* Your assignment
Print the data that follows without changing a single word.

[App and web page records]

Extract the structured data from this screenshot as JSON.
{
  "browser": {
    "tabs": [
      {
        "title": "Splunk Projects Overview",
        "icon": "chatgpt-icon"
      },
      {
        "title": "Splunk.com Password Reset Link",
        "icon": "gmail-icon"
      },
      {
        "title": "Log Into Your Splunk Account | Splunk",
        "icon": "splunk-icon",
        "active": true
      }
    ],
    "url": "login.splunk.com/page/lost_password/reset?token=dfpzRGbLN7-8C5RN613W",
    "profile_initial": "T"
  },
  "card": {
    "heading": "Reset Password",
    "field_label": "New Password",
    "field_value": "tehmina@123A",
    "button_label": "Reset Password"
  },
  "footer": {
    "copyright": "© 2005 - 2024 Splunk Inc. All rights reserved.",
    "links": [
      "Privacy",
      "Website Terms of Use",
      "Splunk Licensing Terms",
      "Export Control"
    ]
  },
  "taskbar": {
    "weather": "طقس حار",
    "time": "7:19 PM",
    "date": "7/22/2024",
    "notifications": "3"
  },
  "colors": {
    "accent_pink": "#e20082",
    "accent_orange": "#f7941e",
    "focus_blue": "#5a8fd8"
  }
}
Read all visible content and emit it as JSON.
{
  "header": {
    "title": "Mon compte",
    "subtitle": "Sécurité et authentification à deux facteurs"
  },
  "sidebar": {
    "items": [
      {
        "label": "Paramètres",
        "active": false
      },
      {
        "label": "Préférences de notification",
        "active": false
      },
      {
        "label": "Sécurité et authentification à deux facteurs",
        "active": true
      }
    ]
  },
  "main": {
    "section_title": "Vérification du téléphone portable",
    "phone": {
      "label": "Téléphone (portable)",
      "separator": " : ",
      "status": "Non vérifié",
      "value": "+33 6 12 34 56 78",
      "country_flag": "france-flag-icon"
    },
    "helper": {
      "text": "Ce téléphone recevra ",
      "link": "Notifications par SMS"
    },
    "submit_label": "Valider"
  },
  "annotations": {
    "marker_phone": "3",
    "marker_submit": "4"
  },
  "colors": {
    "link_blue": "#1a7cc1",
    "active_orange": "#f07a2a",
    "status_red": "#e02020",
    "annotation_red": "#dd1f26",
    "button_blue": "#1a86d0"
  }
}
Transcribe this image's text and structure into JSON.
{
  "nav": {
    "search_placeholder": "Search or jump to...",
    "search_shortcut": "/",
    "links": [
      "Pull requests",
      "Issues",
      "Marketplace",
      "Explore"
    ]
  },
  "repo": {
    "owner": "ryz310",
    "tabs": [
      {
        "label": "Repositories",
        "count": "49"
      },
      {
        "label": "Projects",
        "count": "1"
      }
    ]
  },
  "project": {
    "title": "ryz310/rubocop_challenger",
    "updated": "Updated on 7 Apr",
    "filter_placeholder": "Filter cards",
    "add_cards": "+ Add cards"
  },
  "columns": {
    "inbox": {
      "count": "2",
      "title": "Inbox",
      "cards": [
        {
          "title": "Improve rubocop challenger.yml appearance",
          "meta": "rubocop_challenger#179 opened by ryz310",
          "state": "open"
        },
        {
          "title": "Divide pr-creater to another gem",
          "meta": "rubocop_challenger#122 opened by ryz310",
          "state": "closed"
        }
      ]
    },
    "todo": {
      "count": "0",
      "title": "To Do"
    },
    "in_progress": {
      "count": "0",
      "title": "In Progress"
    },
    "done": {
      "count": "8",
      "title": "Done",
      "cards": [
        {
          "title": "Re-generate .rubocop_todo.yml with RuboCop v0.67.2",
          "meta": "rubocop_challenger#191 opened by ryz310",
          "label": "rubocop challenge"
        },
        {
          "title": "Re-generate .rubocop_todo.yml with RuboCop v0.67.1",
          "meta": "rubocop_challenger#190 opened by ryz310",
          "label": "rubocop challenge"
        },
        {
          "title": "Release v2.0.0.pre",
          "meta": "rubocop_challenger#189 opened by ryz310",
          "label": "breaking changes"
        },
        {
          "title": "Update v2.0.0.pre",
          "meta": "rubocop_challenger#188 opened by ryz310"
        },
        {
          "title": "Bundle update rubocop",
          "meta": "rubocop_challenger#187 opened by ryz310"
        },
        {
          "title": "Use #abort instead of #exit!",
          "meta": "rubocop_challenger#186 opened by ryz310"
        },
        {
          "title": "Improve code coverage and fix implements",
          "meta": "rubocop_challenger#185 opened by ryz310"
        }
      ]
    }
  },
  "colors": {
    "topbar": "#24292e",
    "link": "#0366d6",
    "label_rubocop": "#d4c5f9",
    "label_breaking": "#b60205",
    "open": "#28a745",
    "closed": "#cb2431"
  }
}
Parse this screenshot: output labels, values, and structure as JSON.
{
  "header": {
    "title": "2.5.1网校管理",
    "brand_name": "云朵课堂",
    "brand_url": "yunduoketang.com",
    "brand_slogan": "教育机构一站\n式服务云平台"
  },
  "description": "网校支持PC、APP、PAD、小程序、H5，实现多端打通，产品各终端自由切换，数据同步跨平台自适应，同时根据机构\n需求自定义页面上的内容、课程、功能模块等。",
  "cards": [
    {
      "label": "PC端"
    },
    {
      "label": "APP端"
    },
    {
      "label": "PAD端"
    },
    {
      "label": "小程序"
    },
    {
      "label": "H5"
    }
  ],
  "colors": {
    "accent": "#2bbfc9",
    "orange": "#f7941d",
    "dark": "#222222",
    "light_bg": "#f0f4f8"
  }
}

* Task response
Extract the structured data from this screenshot as JSON.
{
  "browser": {
    "tabs": [
      {
        "title": "Splunk Projects Overview",
        "icon": "chatgpt-icon"
      },
      {
        "title": "Splunk.com Password Reset Link",
        "icon": "gmail-icon"
      },
      {
        "title": "Log Into Your Splunk Account | Splunk",
        "icon": "splunk-icon",
        "active": true
      }
    ],
    "url": "login.splunk.com/page/lost_password/reset?token=dfpzRGbLN7-8C5RN613W",
    "profile_initial": "T"
  },
  "card": {
    "heading": "Reset Password",
    "field_label": "New Password",
    "field_value": "tehmina@123A",
    "button_label": "Reset Password"
  },
  "footer": {
    "copyright": "© 2005 - 2024 Splunk Inc. All rights reserved.",
    "links": [
      "Privacy",
      "Website Terms of Use",
      "Splunk Licensing Terms",
      "Export Control"
    ]
  },
  "taskbar": {
    "weather": "طقس حار",
    "time": "7:19 PM",
    "date": "7/22/2024",
    "notifications": "3"
  },
  "colors": {
    "accent_pink": "#e20082",
    "accent_orange": "#f7941e",
    "focus_blue": "#5a8fd8"
  }
}
Read all visible content and emit it as JSON.
{
  "header": {
    "title": "Mon compte",
    "subtitle": "Sécurité et authentification à deux facteurs"
  },
  "sidebar": {
    "items": [
      {
        "label": "Paramètres",
        "active": false
      },
      {
        "label": "Préférences de notification",
        "active": false
      },
      {
        "label": "Sécurité et authentification à deux facteurs",
        "active": true
      }
    ]
  },
  "main": {
    "section_title": "Vérification du téléphone portable",
    "phone": {
      "label": "Téléphone (portable)",
      "separator": " : ",
      "status": "Non vérifié",
      "value": "+33 6 12 34 56 78",
      "country_flag": "france-flag-icon"
    },
    "helper": {
      "text": "Ce téléphone recevra ",
      "link": "Notifications par SMS"
    },
    "submit_label": "Valider"
  },
  "annotations": {
    "marker_phone": "3",
    "marker_submit": "4"
  },
  "colors": {
    "link_blue": "#1a7cc1",
    "active_orange": "#f07a2a",
    "status_red": "#e02020",
    "annotation_red": "#dd1f26",
    "button_blue": "#1a86d0"
  }
}
Transcribe this image's text and structure into JSON.
{
  "nav": {
    "search_placeholder": "Search or jump to...",
    "search_shortcut": "/",
    "links": [
      "Pull requests",
      "Issues",
      "Marketplace",
      "Explore"
    ]
  },
  "repo": {
    "owner": "ryz310",
    "tabs": [
      {
        "label": "Repositories",
        "count": "49"
      },
      {
        "label": "Projects",
        "count": "1"
      }
    ]
  },
  "project": {
    "title": "ryz310/rubocop_challenger",
    "updated": "Updated on 7 Apr",
    "filter_placeholder": "Filter cards",
    "add_cards": "+ Add cards"
  },
  "columns": {
    "inbox": {
      "count": "2",
      "title": "Inbox",
      "cards": [
        {
          "title": "Improve rubocop challenger.yml appearance",
          "meta": "rubocop_challenger#179 opened by ryz310",
          "state": "open"
        },
        {
          "title": "Divide pr-creater to another gem",
          "meta": "rubocop_challenger#122 opened by ryz310",
          "state": "closed"
        }
      ]
    },
    "todo": {
      "count": "0",
      "title": "To Do"
    },
    "in_progress": {
      "count": "0",
      "title": "In Progress"
    },
    "done": {
      "count": "8",
      "title": "Done",
      "cards": [
        {
          "title": "Re-generate .rubocop_todo.yml with RuboCop v0.67.2",
          "meta": "rubocop_challenger#191 opened by ryz310",
          "label": "rubocop challenge"
        },
        {
          "title": "Re-generate .rubocop_todo.yml with RuboCop v0.67.1",
          "meta": "rubocop_challenger#190 opened by ryz310",
          "label": "rubocop challenge"
        },
        {
          "title": "Release v2.0.0.pre",
          "meta": "rubocop_challenger#189 opened by ryz310",
          "label": "breaking changes"
        },
        {
          "title": "Update v2.0.0.pre",
          "meta": "rubocop_challenger#188 opened by ryz310"
        },
        {
          "title": "Bundle update rubocop",
          "meta": "rubocop_challenger#187 opened by ryz310"
        },
        {
          "title": "Use #abort instead of #exit!",
          "meta": "rubocop_challenger#186 opened by ryz310"
        },
        {
          "title": "Improve code coverage and fix implements",
          "meta": "rubocop_challenger#185 opened by ryz310"
        }
      ]
    }
  },
  "colors": {
    "topbar": "#24292e",
    "link": "#0366d6",
    "label_rubocop": "#d4c5f9",
    "label_breaking": "#b60205",
    "open": "#28a745",
    "closed": "#cb2431"
  }
}
Parse this screenshot: output labels, values, and structure as JSON.
{
  "header": {
    "title": "2.5.1网校管理",
    "brand_name": "云朵课堂",
    "brand_url": "yunduoketang.com",
    "brand_slogan": "教育机构一站\n式服务云平台"
  },
  "description": "网校支持PC、APP、PAD、小程序、H5，实现多端打通，产品各终端自由切换，数据同步跨平台自适应，同时根据机构\n需求自定义页面上的内容、课程、功能模块等。",
  "cards": [
    {
      "label": "PC端"
    },
    {
      "label": "APP端"
    },
    {
      "label": "PAD端"
    },
    {
      "label": "小程序"
    },
    {
      "label": "H5"
    }
  ],
  "colors": {
    "accent": "#2bbfc9",
    "orange": "#f7941d",
    "dark": "#222222",
    "light_bg": "#f0f4f8"
  }
}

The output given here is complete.